“I represent many plastic surgery practices and ambulatory surgery centers who have had cash flow issues due to the restriction on performing elective procedures and surgeries,” says Stuart F. Miller from the Houston, Texas location. “If the practice received money through the [Paycheck Protection] Program, the practice should make sure it maintains the appropriate payroll in order to get loan forgiveness under the CARES Act.”

Before you welcome back staff members and patients, here are some tips and strategies to update your practice.

  • Develop (or update) an infectious disease preparedness and response plan. Include a provision that designates a specific person at each location to be responsible for checking for updated OSHA, CDC, and state and local guidance for COVID-19 response regularly and incorporating those recommendations into plans. Train employees on the plan’s contents, focusing on the new items. Train supervisors and managers on their new responsibilities to ensure employees follow new requirements. Consider whether training can be conducted virtually before employees return to work.
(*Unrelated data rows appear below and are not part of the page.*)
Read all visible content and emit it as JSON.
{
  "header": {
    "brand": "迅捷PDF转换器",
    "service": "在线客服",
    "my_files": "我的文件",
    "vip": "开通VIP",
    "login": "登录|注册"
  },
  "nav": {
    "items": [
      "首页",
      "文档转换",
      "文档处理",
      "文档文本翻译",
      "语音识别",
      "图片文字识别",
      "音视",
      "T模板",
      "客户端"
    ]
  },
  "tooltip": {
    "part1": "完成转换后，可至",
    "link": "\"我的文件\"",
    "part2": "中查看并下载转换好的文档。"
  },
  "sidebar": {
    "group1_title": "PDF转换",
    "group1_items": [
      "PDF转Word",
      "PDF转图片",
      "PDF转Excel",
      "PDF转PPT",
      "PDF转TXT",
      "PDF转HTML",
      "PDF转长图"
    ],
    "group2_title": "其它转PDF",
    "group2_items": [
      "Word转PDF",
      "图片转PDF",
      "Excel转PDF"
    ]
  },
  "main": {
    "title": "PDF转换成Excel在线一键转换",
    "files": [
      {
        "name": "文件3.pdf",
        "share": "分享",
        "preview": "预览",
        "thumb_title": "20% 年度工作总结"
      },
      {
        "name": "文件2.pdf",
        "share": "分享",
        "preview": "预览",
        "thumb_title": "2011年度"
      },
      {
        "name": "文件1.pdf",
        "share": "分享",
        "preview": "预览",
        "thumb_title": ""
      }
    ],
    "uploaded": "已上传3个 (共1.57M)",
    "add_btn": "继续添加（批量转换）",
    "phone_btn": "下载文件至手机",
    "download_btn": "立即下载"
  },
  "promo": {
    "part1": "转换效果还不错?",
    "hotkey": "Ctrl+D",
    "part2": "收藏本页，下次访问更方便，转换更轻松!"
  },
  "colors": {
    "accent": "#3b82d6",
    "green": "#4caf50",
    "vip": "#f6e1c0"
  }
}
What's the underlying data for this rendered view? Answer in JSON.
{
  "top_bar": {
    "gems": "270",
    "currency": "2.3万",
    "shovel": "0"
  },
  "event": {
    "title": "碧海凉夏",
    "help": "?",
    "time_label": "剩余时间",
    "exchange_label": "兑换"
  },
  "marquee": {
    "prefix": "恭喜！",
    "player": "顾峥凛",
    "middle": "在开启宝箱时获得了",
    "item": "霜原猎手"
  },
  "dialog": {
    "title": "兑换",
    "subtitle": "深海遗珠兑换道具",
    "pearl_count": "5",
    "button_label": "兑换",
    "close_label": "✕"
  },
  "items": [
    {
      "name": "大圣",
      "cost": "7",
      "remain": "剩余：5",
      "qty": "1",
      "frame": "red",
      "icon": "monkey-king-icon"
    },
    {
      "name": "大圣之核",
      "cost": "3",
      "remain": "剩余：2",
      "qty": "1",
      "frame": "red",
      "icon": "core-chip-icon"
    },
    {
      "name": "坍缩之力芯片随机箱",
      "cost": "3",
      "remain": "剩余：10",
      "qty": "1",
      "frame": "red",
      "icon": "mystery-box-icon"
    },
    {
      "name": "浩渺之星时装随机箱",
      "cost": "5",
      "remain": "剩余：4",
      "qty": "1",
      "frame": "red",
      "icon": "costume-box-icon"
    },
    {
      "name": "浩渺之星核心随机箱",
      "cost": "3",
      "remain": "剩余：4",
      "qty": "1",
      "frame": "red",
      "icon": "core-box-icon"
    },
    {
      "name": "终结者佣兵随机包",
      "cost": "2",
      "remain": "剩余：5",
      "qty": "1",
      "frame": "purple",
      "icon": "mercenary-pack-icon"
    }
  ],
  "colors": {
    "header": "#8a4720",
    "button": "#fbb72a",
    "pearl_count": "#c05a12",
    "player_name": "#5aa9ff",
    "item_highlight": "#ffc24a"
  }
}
Whether in person or virtually, document attendance at this training.
  • Regularly train employees on updates to plans and guidance. This can be as simple as a morning meeting to go over the plans for the day, update them on any new guidance that has been issued, and /or provide reminders as to critical new requirements such as disinfecting of surfaces, frequent hand-washing, self-monitoring symptoms, reporting of any outside of work exposures, etc. Informed employees will feel safer and more comfortable in this new environment.
  • Update your respiratory protection program to identify required respirator usage, particularly if reused, decontamination, or alternative respirators are necessary. Train employees on program updates. Train workers on how to properly use protective clothing and equipment—how to put it on, use/wear it, and take it off correctly. Training materials should be easy to understand and available in appropriate languages and literacy levels for each employee.
  • Be flexible in making updates to your plans and programs as you see what works and where additional concerns arise. Listen to your employees when they express concerns. OSHA is already receiving complaints from returning employees who are fearful of their circumstances. Strittmatter says, “While OSHA would not have a specific regulation that they could cite an employer under for ignoring CDC guidance, that would be a situation where they could potentially use a 5(a)(1) citation that requires employers ‘to furnish to each of its employees a workplace that is free from recognized hazards that are causing or likely to cause death or serious physical harm.’” 
To avoid breaking the law in determining layoffs, ask yourself:
Are all of the employees to be let go part of the same protected class?


Even with a PPP loan in place, plastic surgeons may still need to reduce staff. “In doing so, they should look to see which employees truly are ‘essential’ to business operations,” Miller says. “Make a list of who they may have to let go.” 

To avoid breaking the law in determining layoffs, ask yourself: Are all of the employees to be let go part of the same protected class? For example, Miller says if a practitioner has 10 employees and elects to terminate the five African-American women over 50 while keeping the five white men under 50, the doctor’s motives will be suspect. On the other hand, if the plastic surgery professional has 10 employees and decides to terminate five women over 50, but the five remaining employees are also women over 50, it is more likely to be within the bounds of the law.

Do you want to eliminate employees who have had performance issues in the past? Some employers have noted that they were willing to put up with some performance issues in the past that are no longer tolerated when times are tough, Miller reports. Under those circumstances, he implores the doctor to have documented the issues in the past and any prior warnings, as well as the performance issues that remain an issue now that COVID is forcing you to make cuts. “There is not a firm set of guidelines, but rather it is a question of what is defensible,” Miller says. “Be careful as to what you print—do not put anything in an email that you are not prepared to see as an exhibit in trial.”

Tonya Johnson is associate editor of Plastic Surgery Practice.